'Benvenuto Cellini' in Strasbourg,
reviewed by ROBERT HUGILL
Berlioz's opera Benvenuto Cellini is an enormous undertaking for any opera company; the director of Opéra National du Rhin's new production, Renaud Doucet, describes mounting the opera as being like doing Carmen three times over. So it is greatly to the credit of Opéra National du Rhin that they have completed their impressive series of Berlioz works with a new production of Benvenuto Cellini, directed by Doucet and designed by André Barbe. This opera remains rather undervalued in France and it is perhaps no surprise that the Intendant of Opéra National du Rhin is our own Nicholas Snowman.
We saw the final performance of the opera in Strasbourg's delightful 19th century opera house on Sunday 29 January 2006, prior to the production moving to Mulhouse. One of the reasons for travelling to Strasbourg to see the opera, besides Benvenuto Cellini's sheer rarity, was the fact that Opéra National du Rhin was mounting it with substantially Francophone case. The only non-native French speaker in the cast was tenor Paul Charles Clarke playing the title role.
A scene from the Opéra national du Rhin production of 'Benvenuto Cellini'. Photo © 2006 Alain Kaiser
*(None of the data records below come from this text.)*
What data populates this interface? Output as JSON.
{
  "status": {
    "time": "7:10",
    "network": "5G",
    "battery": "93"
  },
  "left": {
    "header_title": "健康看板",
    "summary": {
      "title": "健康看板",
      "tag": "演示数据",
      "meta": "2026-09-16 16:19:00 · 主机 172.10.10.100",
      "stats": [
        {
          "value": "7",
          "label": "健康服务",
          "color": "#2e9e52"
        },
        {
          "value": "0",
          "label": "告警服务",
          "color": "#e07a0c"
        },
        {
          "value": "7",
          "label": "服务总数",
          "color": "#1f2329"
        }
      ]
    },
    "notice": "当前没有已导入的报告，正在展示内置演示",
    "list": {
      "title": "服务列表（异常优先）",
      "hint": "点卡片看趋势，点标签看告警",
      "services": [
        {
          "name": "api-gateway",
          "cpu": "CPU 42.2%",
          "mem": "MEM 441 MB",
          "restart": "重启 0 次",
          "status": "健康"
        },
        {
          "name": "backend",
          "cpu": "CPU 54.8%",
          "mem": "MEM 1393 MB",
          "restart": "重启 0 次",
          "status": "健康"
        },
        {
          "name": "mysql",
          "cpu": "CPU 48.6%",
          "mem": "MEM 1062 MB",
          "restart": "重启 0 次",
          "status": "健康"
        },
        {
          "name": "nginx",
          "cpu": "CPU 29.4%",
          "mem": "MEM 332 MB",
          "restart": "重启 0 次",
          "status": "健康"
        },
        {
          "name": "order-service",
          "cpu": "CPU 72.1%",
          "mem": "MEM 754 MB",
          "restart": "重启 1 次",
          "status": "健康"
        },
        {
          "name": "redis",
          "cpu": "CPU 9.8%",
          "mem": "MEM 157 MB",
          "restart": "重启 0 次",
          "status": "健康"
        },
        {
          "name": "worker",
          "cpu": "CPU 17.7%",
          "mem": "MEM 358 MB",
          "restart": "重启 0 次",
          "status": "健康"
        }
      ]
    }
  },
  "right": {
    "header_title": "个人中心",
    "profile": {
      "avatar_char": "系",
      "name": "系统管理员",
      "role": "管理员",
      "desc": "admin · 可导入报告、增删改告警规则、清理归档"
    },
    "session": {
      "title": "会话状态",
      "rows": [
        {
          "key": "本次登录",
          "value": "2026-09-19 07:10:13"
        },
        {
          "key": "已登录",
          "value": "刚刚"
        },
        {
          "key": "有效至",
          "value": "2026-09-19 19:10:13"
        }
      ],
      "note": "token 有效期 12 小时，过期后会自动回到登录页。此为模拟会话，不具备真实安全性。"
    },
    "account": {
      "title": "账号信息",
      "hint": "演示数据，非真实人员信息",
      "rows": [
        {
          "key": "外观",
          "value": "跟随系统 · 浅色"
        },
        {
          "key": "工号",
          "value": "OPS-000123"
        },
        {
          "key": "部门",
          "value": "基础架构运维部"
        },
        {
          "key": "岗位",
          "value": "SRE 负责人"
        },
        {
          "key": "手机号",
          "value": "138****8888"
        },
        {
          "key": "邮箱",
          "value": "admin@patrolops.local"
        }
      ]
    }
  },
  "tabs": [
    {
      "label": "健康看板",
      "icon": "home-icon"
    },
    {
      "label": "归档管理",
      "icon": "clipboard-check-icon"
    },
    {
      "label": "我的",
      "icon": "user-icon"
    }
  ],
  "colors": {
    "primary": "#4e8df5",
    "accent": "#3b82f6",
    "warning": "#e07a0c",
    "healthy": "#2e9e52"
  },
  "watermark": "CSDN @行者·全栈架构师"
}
In the programme book Doucet and Barbe (who seem to function as a team) describe how they came up with around five different ways of staging the opera, starting with an extremely contemporary version. When Berlioz was writing the opera, the common form of serious opera in Paris was the historical epic; so, though it has substantial comic elements, Benvenuto Cellini takes much of its theatrical form from this sort of spectacular theatrical experience. Unfortunately we have lost the art of producing this sort of grand opéra; audiences and directors alike are often uncomfortable with Renaissance epics, all men in tights, big frocks and painted scenery.
Copyright © 2 February 2006
Robert Hugill, London UK